## [About this task]
Output everything in the listing exactly, with no line missing.

## [Exercise data]
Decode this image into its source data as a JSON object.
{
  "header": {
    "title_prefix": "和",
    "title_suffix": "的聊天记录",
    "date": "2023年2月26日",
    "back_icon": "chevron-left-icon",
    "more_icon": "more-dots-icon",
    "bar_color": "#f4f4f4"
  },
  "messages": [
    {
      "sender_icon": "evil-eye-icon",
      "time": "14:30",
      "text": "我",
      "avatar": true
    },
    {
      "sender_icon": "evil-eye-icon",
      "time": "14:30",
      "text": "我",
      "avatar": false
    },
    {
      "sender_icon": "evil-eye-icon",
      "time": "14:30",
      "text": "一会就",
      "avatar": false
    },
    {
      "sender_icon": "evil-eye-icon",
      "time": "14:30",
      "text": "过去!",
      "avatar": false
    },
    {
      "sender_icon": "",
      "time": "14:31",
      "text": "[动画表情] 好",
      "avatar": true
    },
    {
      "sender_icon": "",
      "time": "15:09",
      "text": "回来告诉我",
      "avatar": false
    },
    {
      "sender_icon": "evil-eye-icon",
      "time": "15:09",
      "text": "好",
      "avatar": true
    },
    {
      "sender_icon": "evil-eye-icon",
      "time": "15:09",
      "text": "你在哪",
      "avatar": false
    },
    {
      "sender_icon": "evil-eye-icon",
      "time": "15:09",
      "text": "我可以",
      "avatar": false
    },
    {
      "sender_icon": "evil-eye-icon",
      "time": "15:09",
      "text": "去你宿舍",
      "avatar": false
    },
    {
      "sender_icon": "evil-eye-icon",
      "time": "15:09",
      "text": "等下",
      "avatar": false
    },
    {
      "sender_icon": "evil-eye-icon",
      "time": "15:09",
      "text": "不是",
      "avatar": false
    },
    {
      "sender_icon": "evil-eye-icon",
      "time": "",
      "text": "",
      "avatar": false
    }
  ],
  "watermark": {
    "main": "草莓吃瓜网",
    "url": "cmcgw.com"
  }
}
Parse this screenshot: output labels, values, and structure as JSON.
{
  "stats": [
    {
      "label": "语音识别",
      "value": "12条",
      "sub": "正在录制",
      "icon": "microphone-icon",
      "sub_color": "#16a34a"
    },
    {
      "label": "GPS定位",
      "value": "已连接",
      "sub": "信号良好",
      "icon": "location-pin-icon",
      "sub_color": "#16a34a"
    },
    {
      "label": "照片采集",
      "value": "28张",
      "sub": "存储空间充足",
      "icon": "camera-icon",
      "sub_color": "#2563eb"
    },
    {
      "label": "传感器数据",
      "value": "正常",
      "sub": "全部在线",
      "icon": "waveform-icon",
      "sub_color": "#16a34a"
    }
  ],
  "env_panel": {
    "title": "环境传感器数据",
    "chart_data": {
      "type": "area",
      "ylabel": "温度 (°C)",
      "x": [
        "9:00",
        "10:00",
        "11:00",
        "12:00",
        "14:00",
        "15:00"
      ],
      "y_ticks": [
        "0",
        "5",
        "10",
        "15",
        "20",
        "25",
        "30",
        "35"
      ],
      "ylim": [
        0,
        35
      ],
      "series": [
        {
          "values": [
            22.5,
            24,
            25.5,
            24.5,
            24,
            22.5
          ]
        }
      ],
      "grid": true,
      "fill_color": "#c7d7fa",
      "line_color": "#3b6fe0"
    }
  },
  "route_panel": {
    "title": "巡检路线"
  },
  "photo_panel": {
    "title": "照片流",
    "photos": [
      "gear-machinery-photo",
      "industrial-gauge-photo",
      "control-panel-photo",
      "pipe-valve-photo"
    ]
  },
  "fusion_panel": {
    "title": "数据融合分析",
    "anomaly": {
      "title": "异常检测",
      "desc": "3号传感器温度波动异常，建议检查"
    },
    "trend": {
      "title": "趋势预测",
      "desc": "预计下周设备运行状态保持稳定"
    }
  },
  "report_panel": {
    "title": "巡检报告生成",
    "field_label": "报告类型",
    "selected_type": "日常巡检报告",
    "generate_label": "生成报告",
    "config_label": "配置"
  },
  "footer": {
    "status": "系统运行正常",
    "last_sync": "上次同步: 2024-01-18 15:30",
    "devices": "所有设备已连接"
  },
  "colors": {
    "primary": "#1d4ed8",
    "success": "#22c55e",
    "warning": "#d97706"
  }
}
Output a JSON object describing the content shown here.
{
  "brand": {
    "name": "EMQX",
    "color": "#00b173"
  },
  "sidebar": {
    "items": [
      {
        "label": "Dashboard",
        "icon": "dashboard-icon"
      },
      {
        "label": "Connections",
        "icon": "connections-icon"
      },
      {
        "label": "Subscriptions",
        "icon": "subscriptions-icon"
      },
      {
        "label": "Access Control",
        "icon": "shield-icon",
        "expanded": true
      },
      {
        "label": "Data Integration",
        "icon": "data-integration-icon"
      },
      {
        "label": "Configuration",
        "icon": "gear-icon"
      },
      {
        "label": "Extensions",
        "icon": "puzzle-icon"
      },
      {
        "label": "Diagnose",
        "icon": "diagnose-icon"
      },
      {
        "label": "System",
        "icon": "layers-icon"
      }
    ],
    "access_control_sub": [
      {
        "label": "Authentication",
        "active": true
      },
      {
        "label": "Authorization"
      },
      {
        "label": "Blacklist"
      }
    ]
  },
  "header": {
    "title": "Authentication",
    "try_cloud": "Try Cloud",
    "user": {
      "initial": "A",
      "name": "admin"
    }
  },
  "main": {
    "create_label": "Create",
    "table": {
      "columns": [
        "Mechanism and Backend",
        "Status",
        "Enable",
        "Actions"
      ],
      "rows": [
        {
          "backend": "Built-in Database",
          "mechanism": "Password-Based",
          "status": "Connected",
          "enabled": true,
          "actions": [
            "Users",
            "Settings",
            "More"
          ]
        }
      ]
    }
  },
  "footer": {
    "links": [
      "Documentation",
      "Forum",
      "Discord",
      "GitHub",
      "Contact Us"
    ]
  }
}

## [Task result]
Decode this image into its source data as a JSON object.
{
  "header": {
    "title_prefix": "和",
    "title_suffix": "的聊天记录",
    "date": "2023年2月26日",
    "back_icon": "chevron-left-icon",
    "more_icon": "more-dots-icon",
    "bar_color": "#f4f4f4"
  },
  "messages": [
    {
      "sender_icon": "evil-eye-icon",
      "time": "14:30",
      "text": "我",
      "avatar": true
    },
    {
      "sender_icon": "evil-eye-icon",
      "time": "14:30",
      "text": "我",
      "avatar": false
    },
    {
      "sender_icon": "evil-eye-icon",
      "time": "14:30",
      "text": "一会就",
      "avatar": false
    },
    {
      "sender_icon": "evil-eye-icon",
      "time": "14:30",
      "text": "过去!",
      "avatar": false
    },
    {
      "sender_icon": "",
      "time": "14:31",
      "text": "[动画表情] 好",
      "avatar": true
    },
    {
      "sender_icon": "",
      "time": "15:09",
      "text": "回来告诉我",
      "avatar": false
    },
    {
      "sender_icon": "evil-eye-icon",
      "time": "15:09",
      "text": "好",
      "avatar": true
    },
    {
      "sender_icon": "evil-eye-icon",
      "time": "15:09",
      "text": "你在哪",
      "avatar": false
    },
    {
      "sender_icon": "evil-eye-icon",
      "time": "15:09",
      "text": "我可以",
      "avatar": false
    },
    {
      "sender_icon": "evil-eye-icon",
      "time": "15:09",
      "text": "去你宿舍",
      "avatar": false
    },
    {
      "sender_icon": "evil-eye-icon",
      "time": "15:09",
      "text": "等下",
      "avatar": false
    },
    {
      "sender_icon": "evil-eye-icon",
      "time": "15:09",
      "text": "不是",
      "avatar": false
    },
    {
      "sender_icon": "evil-eye-icon",
      "time": "",
      "text": "",
      "avatar": false
    }
  ],
  "watermark": {
    "main": "草莓吃瓜网",
    "url": "cmcgw.com"
  }
}
Parse this screenshot: output labels, values, and structure as JSON.
{
  "stats": [
    {
      "label": "语音识别",
      "value": "12条",
      "sub": "正在录制",
      "icon": "microphone-icon",
      "sub_color": "#16a34a"
    },
    {
      "label": "GPS定位",
      "value": "已连接",
      "sub": "信号良好",
      "icon": "location-pin-icon",
      "sub_color": "#16a34a"
    },
    {
      "label": "照片采集",
      "value": "28张",
      "sub": "存储空间充足",
      "icon": "camera-icon",
      "sub_color": "#2563eb"
    },
    {
      "label": "传感器数据",
      "value": "正常",
      "sub": "全部在线",
      "icon": "waveform-icon",
      "sub_color": "#16a34a"
    }
  ],
  "env_panel": {
    "title": "环境传感器数据",
    "chart_data": {
      "type": "area",
      "ylabel": "温度 (°C)",
      "x": [
        "9:00",
        "10:00",
        "11:00",
        "12:00",
        "14:00",
        "15:00"
      ],
      "y_ticks": [
        "0",
        "5",
        "10",
        "15",
        "20",
        "25",
        "30",
        "35"
      ],
      "ylim": [
        0,
        35
      ],
      "series": [
        {
          "values": [
            22.5,
            24,
            25.5,
            24.5,
            24,
            22.5
          ]
        }
      ],
      "grid": true,
      "fill_color": "#c7d7fa",
      "line_color": "#3b6fe0"
    }
  },
  "route_panel": {
    "title": "巡检路线"
  },
  "photo_panel": {
    "title": "照片流",
    "photos": [
      "gear-machinery-photo",
      "industrial-gauge-photo",
      "control-panel-photo",
      "pipe-valve-photo"
    ]
  },
  "fusion_panel": {
    "title": "数据融合分析",
    "anomaly": {
      "title": "异常检测",
      "desc": "3号传感器温度波动异常，建议检查"
    },
    "trend": {
      "title": "趋势预测",
      "desc": "预计下周设备运行状态保持稳定"
    }
  },
  "report_panel": {
    "title": "巡检报告生成",
    "field_label": "报告类型",
    "selected_type": "日常巡检报告",
    "generate_label": "生成报告",
    "config_label": "配置"
  },
  "footer": {
    "status": "系统运行正常",
    "last_sync": "上次同步: 2024-01-18 15:30",
    "devices": "所有设备已连接"
  },
  "colors": {
    "primary": "#1d4ed8",
    "success": "#22c55e",
    "warning": "#d97706"
  }
}
Output a JSON object describing the content shown here.
{
  "brand": {
    "name": "EMQX",
    "color": "#00b173"
  },
  "sidebar": {
    "items": [
      {
        "label": "Dashboard",
        "icon": "dashboard-icon"
      },
      {
        "label": "Connections",
        "icon": "connections-icon"
      },
      {
        "label": "Subscriptions",
        "icon": "subscriptions-icon"
      },
      {
        "label": "Access Control",
        "icon": "shield-icon",
        "expanded": true
      },
      {
        "label": "Data Integration",
        "icon": "data-integration-icon"
      },
      {
        "label": "Configuration",
        "icon": "gear-icon"
      },
      {
        "label": "Extensions",
        "icon": "puzzle-icon"
      },
      {
        "label": "Diagnose",
        "icon": "diagnose-icon"
      },
      {
        "label": "System",
        "icon": "layers-icon"
      }
    ],
    "access_control_sub": [
      {
        "label": "Authentication",
        "active": true
      },
      {
        "label": "Authorization"
      },
      {
        "label": "Blacklist"
      }
    ]
  },
  "header": {
    "title": "Authentication",
    "try_cloud": "Try Cloud",
    "user": {
      "initial": "A",
      "name": "admin"
    }
  },
  "main": {
    "create_label": "Create",
    "table": {
      "columns": [
        "Mechanism and Backend",
        "Status",
        "Enable",
        "Actions"
      ],
      "rows": [
        {
          "backend": "Built-in Database",
          "mechanism": "Password-Based",
          "status": "Connected",
          "enabled": true,
          "actions": [
            "Users",
            "Settings",
            "More"
          ]
        }
      ]
    }
  },
  "footer": {
    "links": [
      "Documentation",
      "Forum",
      "Discord",
      "GitHub",
      "Contact Us"
    ]
  }
}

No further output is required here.